For climbers, hill walkers and mountaineers, the British Mountaineering Council (BMC) runs a Regional Access Database, which holds mountain/crag specific information on matters of conservation and access, including issues such as nesting restrictions, nature designations and preferred parking.
Regional Access Database
If you are in any doubt about any particular access arrangement, or need to report an incident, you should contact your local BMC Access Representative or the BMC Access Officers for Wales: Elfyn Jones.
Getting TherePumlumon Fawr is located in the northern Cambrian Mountains, just to the east of the university town of Aberystwyth. The only realistic way to get to Pumlumon Fawr is along the A44, which runs between Aberystwyth (SN 583 185) and Llangurig (SN 908 798). Don’t bother with the southern side of the mountain; turn off onto an unclassified road at Ponterwyd (SN 749 808) and head north towards the Nant y Moch Reservoir. After around 6km turn right at a fork in the road (SN 762 864) and drive along the road until it ends. Park at the end of the road (SN 774 879), it’s impossible to drive any further anyway. Note, that when parking, make sure you're not blocking any of the track entrances that are to be found here.
Camping and AccommodationCheap camping and accommodation is relatively scarce in the local area, although the local towns and villages such as Aberystwyth and Devil's Bridge do offer plenty of options. For a comprehensive guide to the accommodation in the area, Ceredigion County Council's tourism website has some excellent pages providing details on what’s available throughout the area:
Ceredigion County Council's Tourism Website
In my personal opinion wild camping is the best option, I guarantee you no one else will be camping for miles around.
GuidebooksThe Cambrian Way – the mountain connoisseurs walk by A.J. Drake
Cicerone Guide: The Mountains of England and Wales Volume 1 Wales by John and Anne Nuttall
Cicerone Guide: Hillwalking in Wales Vol 2 by Peter Hermon
Pumlumon Bouldering by Steve Muncaster
Cambrian Mountains Society
Carmarthenshire County Council
Ceredigion County Council
Powys County Council

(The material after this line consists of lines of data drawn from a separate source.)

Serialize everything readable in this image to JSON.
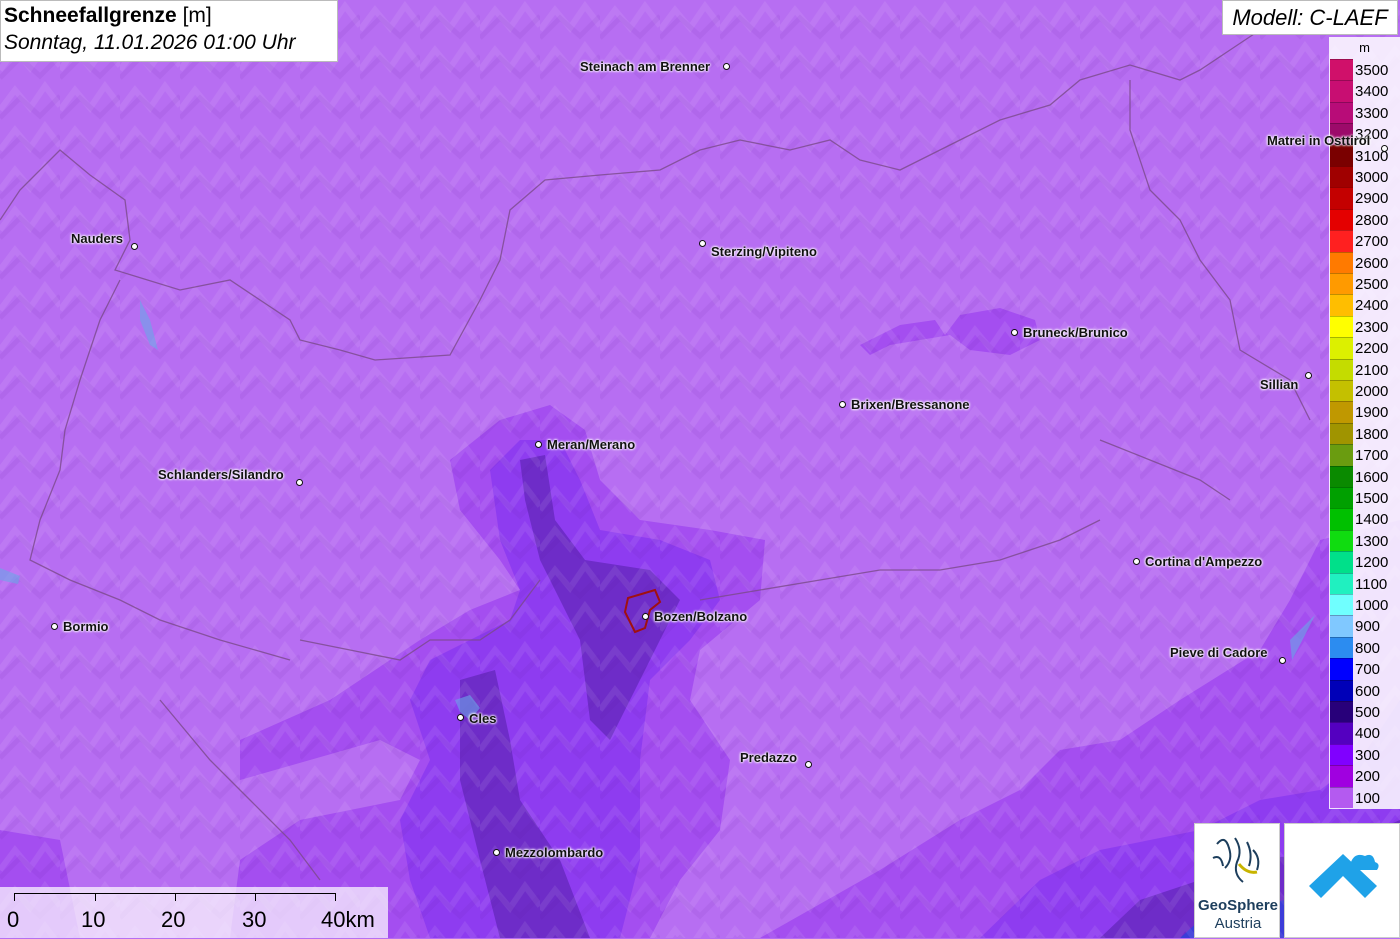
{
  "title": {
    "name": "Schneefallgrenze",
    "unit": "[m]",
    "datetime": "Sonntag, 11.01.2026 01:00 Uhr"
  },
  "model": "Modell: C-LAEF",
  "legend": {
    "unit": "m",
    "entries": [
      {
        "label": "3500",
        "color": "#d0106a"
      },
      {
        "label": "3400",
        "color": "#c80e72"
      },
      {
        "label": "3300",
        "color": "#b80c78"
      },
      {
        "label": "3200",
        "color": "#9c0a6a"
      },
      {
        "label": "3100",
        "color": "#7a0000"
      },
      {
        "label": "3000",
        "color": "#a00000"
      },
      {
        "label": "2900",
        "color": "#c40000"
      },
      {
        "label": "2800",
        "color": "#e40000"
      },
      {
        "label": "2700",
        "color": "#ff2020"
      },
      {
        "label": "2600",
        "color": "#ff7a00"
      },
      {
        "label": "2500",
        "color": "#ff9a00"
      },
      {
        "label": "2400",
        "color": "#ffbe00"
      },
      {
        "label": "2300",
        "color": "#ffff00"
      },
      {
        "label": "2200",
        "color": "#dcf000"
      },
      {
        "label": "2100",
        "color": "#c4dc00"
      },
      {
        "label": "2000",
        "color": "#c4c000"
      },
      {
        "label": "1900",
        "color": "#c09800"
      },
      {
        "label": "1800",
        "color": "#a09400"
      },
      {
        "label": "1700",
        "color": "#6a9c10"
      },
      {
        "label": "1600",
        "color": "#0a8a00"
      },
      {
        "label": "1500",
        "color": "#00a000"
      },
      {
        "label": "1400",
        "color": "#00c000"
      },
      {
        "label": "1300",
        "color": "#10dc10"
      },
      {
        "label": "1200",
        "color": "#00e08a"
      },
      {
        "label": "1100",
        "color": "#20f0c0"
      },
      {
        "label": "1000",
        "color": "#70ffff"
      },
      {
        "label": "900",
        "color": "#80c8ff"
      },
      {
        "label": "800",
        "color": "#2c8cf0"
      },
      {
        "label": "700",
        "color": "#0000ff"
      },
      {
        "label": "600",
        "color": "#0000b8"
      },
      {
        "label": "500",
        "color": "#28007a"
      },
      {
        "label": "400",
        "color": "#5400c0"
      },
      {
        "label": "300",
        "color": "#8000ff"
      },
      {
        "label": "200",
        "color": "#a000e0"
      },
      {
        "label": "100",
        "color": "#b45af0"
      }
    ]
  },
  "places": [
    {
      "name": "Steinach am Brenner"
    },
    {
      "name": "Matrei in Osttirol"
    },
    {
      "name": "Nauders"
    },
    {
      "name": "Sterzing/Vipiteno"
    },
    {
      "name": "Bruneck/Brunico"
    },
    {
      "name": "Sillian"
    },
    {
      "name": "Brixen/Bressanone"
    },
    {
      "name": "Meran/Merano"
    },
    {
      "name": "Schlanders/Silandro"
    },
    {
      "name": "Cortina d'Ampezzo"
    },
    {
      "name": "Bormio"
    },
    {
      "name": "Bozen/Bolzano"
    },
    {
      "name": "Pieve di Cadore"
    },
    {
      "name": "Cles"
    },
    {
      "name": "Predazzo"
    },
    {
      "name": "Mezzolombardo"
    }
  ],
  "scale": {
    "labels": [
      "0",
      "10",
      "20",
      "30",
      "40km"
    ]
  },
  "logo": {
    "name": "GeoSphere",
    "sub": "Austria"
  }
}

Countryside Council for Wales
British Geological Survey
The National Trust
Royal Commission on Ancient & Historical Monuments in Wales
Cefn Croes Wind Farm Campaign

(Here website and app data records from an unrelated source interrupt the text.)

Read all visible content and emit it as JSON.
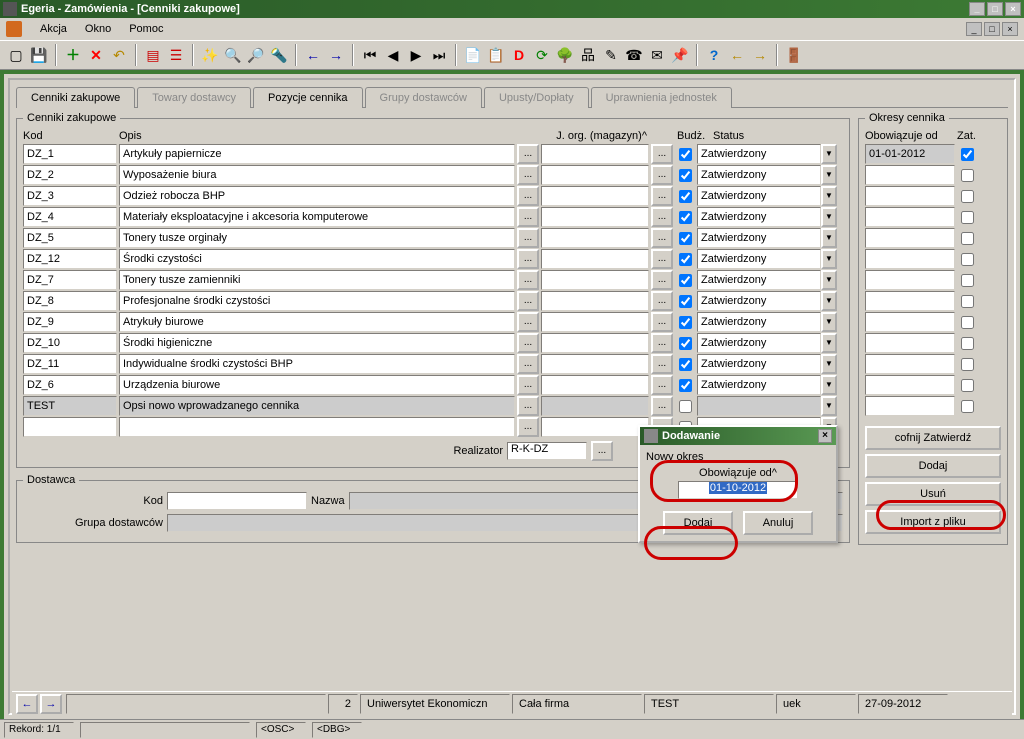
{
  "window": {
    "title": "Egeria - Zamówienia - [Cenniki zakupowe]"
  },
  "menu": {
    "akcja": "Akcja",
    "okno": "Okno",
    "pomoc": "Pomoc"
  },
  "tabs": {
    "cenniki": "Cenniki zakupowe",
    "towary": "Towary dostawcy",
    "pozycje": "Pozycje cennika",
    "grupy": "Grupy dostawców",
    "upusty": "Upusty/Dopłaty",
    "uprawnienia": "Uprawnienia jednostek"
  },
  "group": {
    "cenniki": "Cenniki zakupowe",
    "okresy": "Okresy cennika",
    "dostawca": "Dostawca"
  },
  "headers": {
    "kod": "Kod",
    "opis": "Opis",
    "jorg": "J. org. (magazyn)^",
    "budz": "Budż.",
    "status": "Status",
    "obowiazuje": "Obowiązuje od",
    "zat": "Zat."
  },
  "rows": [
    {
      "kod": "DZ_1",
      "opis": "Artykuły papiernicze",
      "jorg": "",
      "budz": true,
      "status": "Zatwierdzony"
    },
    {
      "kod": "DZ_2",
      "opis": "Wyposażenie biura",
      "jorg": "",
      "budz": true,
      "status": "Zatwierdzony"
    },
    {
      "kod": "DZ_3",
      "opis": "Odzież robocza BHP",
      "jorg": "",
      "budz": true,
      "status": "Zatwierdzony"
    },
    {
      "kod": "DZ_4",
      "opis": "Materiały eksploatacyjne i akcesoria komputerowe",
      "jorg": "",
      "budz": true,
      "status": "Zatwierdzony"
    },
    {
      "kod": "DZ_5",
      "opis": "Tonery tusze orginały",
      "jorg": "",
      "budz": true,
      "status": "Zatwierdzony"
    },
    {
      "kod": "DZ_12",
      "opis": "Środki czystości",
      "jorg": "",
      "budz": true,
      "status": "Zatwierdzony"
    },
    {
      "kod": "DZ_7",
      "opis": "Tonery tusze zamienniki",
      "jorg": "",
      "budz": true,
      "status": "Zatwierdzony"
    },
    {
      "kod": "DZ_8",
      "opis": "Profesjonalne środki czystości",
      "jorg": "",
      "budz": true,
      "status": "Zatwierdzony"
    },
    {
      "kod": "DZ_9",
      "opis": "Atrykuły biurowe",
      "jorg": "",
      "budz": true,
      "status": "Zatwierdzony"
    },
    {
      "kod": "DZ_10",
      "opis": "Środki higieniczne",
      "jorg": "",
      "budz": true,
      "status": "Zatwierdzony"
    },
    {
      "kod": "DZ_11",
      "opis": "Indywidualne środki czystości BHP",
      "jorg": "",
      "budz": true,
      "status": "Zatwierdzony"
    },
    {
      "kod": "DZ_6",
      "opis": "Urządzenia biurowe",
      "jorg": "",
      "budz": true,
      "status": "Zatwierdzony"
    },
    {
      "kod": "TEST",
      "opis": "Opsi nowo wprowadzanego cennika",
      "jorg": "",
      "budz": false,
      "status": "",
      "highlighted": true,
      "yellow_jorg": true
    }
  ],
  "okresy": [
    {
      "date": "01-01-2012",
      "zat": true
    },
    {
      "date": "",
      "zat": false
    },
    {
      "date": "",
      "zat": false
    },
    {
      "date": "",
      "zat": false
    },
    {
      "date": "",
      "zat": false
    },
    {
      "date": "",
      "zat": false
    },
    {
      "date": "",
      "zat": false
    },
    {
      "date": "",
      "zat": false
    },
    {
      "date": "",
      "zat": false
    },
    {
      "date": "",
      "zat": false
    },
    {
      "date": "",
      "zat": false
    },
    {
      "date": "",
      "zat": false
    },
    {
      "date": "",
      "zat": false
    }
  ],
  "side_buttons": {
    "cofnij": "cofnij Zatwierdź",
    "dodaj": "Dodaj",
    "usun": "Usuń",
    "import": "Import z pliku"
  },
  "dostawca": {
    "kod_label": "Kod",
    "kod_value": "",
    "nazwa_label": "Nazwa",
    "nazwa_value": "",
    "grupa_label": "Grupa dostawców",
    "grupa_value": ""
  },
  "realizator": {
    "label": "Realizator",
    "value": "R-K-DZ"
  },
  "dialog": {
    "title": "Dodawanie",
    "nowy": "Nowy okres",
    "ob_label": "Obowiązuje od^",
    "ob_value": "01-10-2012",
    "dodaj": "Dodaj",
    "anuluj": "Anuluj"
  },
  "statusbar": {
    "c1": "",
    "c2": "2",
    "c3": "Uniwersytet Ekonomiczn",
    "c4": "Cała firma",
    "c5": "TEST",
    "c6": "uek",
    "c7": "27-09-2012"
  },
  "bottom": {
    "rekord": "Rekord: 1/1",
    "osc": "<OSC>",
    "dbg": "<DBG>"
  },
  "glyphs": {
    "ellipsis": "..."
  }
}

An explanation of Top Trumps
Wildfowl & Wetlands Trust
The Wildlife Trusts: Water and Wetlands
Mountaineering and Climbing Organizations
British Mountaineering Council
The Climbers' Club
Welsh Tourist Board
Mid Wales Tourism Partnership
Carmarthenshire Tourist Board
Ceredigion Tourist Board
Powys Tourist Board
Mountain Weather Wales
Weather from the Met Office
Weather Channel UK
Welsh Public Transport Information
Uk Train Timetable
Hillscape: The Self-guided Walking Specialists
Youth Hostel Association in Wales
Dolgoch Bunkhouse YHA
Mid Wales Campsites
Maps and Guidebooks
Harvey Map Services
Climbers' Club Guidebooks
Mid Wales Climbing
Welsh Language Board
Cymdeithas yr Iaith Gymraeg Welsh language pressure group
Yr Urdd (Welsh Youth Association)
Welsh-English / English-Welsh online translator
Welsh-English / English-Welsh Online Dictionary
Welsh-English / English-Welsh Online Lexicon